A true zero trust architecture connects your users only to the data and applications that they need, without exposing anything else. Establishing a zero trust architecture requires visibility and control over the environment's users and traffic, including that which is encrypted; monitoring and verification of traffic between parts of the environment; and strong multifactor authentication (MFA) methods beyond passwords, such as biometrics or one-time codes.
In a zero trust architecture, a resource's network location is no longer the biggest factor in its security posture. Instead of rigid network segmentation, your data, workflows, services, and such are protected by software-defined microsegmentation, enabling you to keep them secure anywhere, whether in your data center or in distributed hybrid and multicloud environments.
The Zscaler Zero Trust Exchange
Zscaler delivers zero trust with its cloud-native platform, the Zscaler Zero Trust Exchange. Built on proxy architecture, the Zero Trust Exchange directly connects users to applications, and never to the corporate network.
The Zero Trust Exchange sits as a policy enforcer and decision maker in between endpoints or other entities that are trying to connect (at the bottom of the below graphic) and the resources that they are trying to connect to, such as the internet and applications (at the top). The Zero Trust Exchange applies policy and context in a variety of ways to come to an enforcement decision, then brokers authorized connectivity to the requested resource.
This architecture makes applications non-routable entities which are invisible to potential attackers, so your resources can’t be discovered on the internet. It reduces the attack surface, prevents lateral movement, inspects and protects all traffic, and stops sensitive data from leaving to suspicious destinations.
The Zero Trust Exchange delivers cloud-native, transparent zero trust access—offering seamless user experience, minimized cost and complexity, increased visibility and granular control, and enhanced performance for a modern approach to zero trust security. Zscaler’s leading Zero Trust Network Architecture (ZTNA) is one of the reasons that we were rated highest in execution in the 2022 Gartner® Magic Quadrant™ for Security Service Edge (SSE).

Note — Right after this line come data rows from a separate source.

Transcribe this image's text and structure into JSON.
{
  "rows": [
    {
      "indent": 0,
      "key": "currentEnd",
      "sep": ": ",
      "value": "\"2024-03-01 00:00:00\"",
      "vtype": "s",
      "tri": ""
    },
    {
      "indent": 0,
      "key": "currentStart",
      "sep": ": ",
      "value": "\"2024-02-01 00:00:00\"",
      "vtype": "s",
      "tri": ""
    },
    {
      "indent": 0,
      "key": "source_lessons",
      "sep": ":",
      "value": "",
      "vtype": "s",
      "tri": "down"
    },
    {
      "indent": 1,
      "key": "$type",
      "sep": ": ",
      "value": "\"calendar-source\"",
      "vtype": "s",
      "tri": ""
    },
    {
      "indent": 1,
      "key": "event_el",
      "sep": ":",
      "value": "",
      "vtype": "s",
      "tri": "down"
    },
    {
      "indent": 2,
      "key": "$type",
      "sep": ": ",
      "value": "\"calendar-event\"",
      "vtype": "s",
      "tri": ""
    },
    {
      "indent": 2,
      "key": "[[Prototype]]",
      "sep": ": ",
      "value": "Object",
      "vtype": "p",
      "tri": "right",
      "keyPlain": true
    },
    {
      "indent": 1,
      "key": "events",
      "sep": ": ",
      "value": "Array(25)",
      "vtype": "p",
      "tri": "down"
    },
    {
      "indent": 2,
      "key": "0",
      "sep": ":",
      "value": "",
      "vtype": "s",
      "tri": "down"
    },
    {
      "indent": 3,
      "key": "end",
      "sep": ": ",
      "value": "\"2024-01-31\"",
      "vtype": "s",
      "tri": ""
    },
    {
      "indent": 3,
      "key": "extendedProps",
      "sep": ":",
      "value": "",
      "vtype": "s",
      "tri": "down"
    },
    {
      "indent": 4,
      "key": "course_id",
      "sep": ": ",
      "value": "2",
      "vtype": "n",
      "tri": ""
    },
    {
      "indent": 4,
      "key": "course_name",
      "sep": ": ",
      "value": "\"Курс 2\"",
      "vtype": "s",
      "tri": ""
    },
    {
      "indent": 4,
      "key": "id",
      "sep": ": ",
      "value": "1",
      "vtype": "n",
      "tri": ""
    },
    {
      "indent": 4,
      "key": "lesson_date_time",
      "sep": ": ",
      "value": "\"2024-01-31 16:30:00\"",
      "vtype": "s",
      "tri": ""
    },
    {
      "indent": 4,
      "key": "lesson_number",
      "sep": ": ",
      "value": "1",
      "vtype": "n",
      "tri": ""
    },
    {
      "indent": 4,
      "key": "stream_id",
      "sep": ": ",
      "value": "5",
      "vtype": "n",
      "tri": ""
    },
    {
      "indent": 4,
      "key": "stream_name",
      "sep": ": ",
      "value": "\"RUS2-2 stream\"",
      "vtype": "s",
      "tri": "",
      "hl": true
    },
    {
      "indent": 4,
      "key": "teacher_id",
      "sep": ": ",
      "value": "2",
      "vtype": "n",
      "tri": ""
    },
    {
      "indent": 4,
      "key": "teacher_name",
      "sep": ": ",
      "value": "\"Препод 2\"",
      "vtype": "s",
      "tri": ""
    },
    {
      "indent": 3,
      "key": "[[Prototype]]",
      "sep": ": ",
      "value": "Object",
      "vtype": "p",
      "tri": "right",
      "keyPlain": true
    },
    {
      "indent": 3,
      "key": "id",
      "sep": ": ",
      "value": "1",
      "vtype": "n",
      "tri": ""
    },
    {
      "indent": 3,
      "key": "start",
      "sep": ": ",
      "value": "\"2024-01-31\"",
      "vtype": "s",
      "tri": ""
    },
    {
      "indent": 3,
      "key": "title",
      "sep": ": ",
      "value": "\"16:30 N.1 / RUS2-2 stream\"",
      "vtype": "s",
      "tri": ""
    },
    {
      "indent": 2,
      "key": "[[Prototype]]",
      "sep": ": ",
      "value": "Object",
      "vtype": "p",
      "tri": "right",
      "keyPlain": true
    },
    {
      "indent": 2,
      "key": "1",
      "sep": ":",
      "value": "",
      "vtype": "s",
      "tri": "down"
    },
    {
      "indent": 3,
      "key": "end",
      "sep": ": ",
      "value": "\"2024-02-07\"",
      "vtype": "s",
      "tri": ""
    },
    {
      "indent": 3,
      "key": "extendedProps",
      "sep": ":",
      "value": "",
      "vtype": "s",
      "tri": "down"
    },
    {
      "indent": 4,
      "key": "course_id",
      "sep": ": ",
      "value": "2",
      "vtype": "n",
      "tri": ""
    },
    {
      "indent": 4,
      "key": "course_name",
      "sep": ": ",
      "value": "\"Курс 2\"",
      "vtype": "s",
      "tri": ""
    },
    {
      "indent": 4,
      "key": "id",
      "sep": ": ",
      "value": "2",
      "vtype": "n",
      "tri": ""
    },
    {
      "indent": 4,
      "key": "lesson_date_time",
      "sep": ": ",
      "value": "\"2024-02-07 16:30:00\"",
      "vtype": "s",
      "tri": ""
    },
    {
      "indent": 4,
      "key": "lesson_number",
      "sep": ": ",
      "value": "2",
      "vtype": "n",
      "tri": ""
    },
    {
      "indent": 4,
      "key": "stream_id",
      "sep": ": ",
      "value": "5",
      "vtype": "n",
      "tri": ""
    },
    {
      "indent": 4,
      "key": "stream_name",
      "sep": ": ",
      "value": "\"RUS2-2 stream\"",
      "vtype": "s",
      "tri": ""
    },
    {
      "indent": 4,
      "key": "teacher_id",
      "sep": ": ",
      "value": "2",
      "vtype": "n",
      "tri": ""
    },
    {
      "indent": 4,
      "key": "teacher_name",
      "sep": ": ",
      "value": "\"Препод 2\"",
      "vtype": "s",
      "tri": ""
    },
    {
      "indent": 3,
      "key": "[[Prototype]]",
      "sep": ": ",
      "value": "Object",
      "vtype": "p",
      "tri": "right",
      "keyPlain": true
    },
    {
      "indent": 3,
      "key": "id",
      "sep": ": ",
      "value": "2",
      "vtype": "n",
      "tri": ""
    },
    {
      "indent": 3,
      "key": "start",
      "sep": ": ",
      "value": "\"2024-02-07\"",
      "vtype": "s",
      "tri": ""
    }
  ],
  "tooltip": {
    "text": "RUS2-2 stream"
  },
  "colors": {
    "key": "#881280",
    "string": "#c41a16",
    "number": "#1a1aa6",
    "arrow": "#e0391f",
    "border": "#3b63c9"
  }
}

For more on this topic, watch this webinar: Why Firewalls Cannot do Zero Trust. You'll learn what zero trust is, what it isn’t, and how you can reduce your risk of falling victim to attacks like CyberBlink.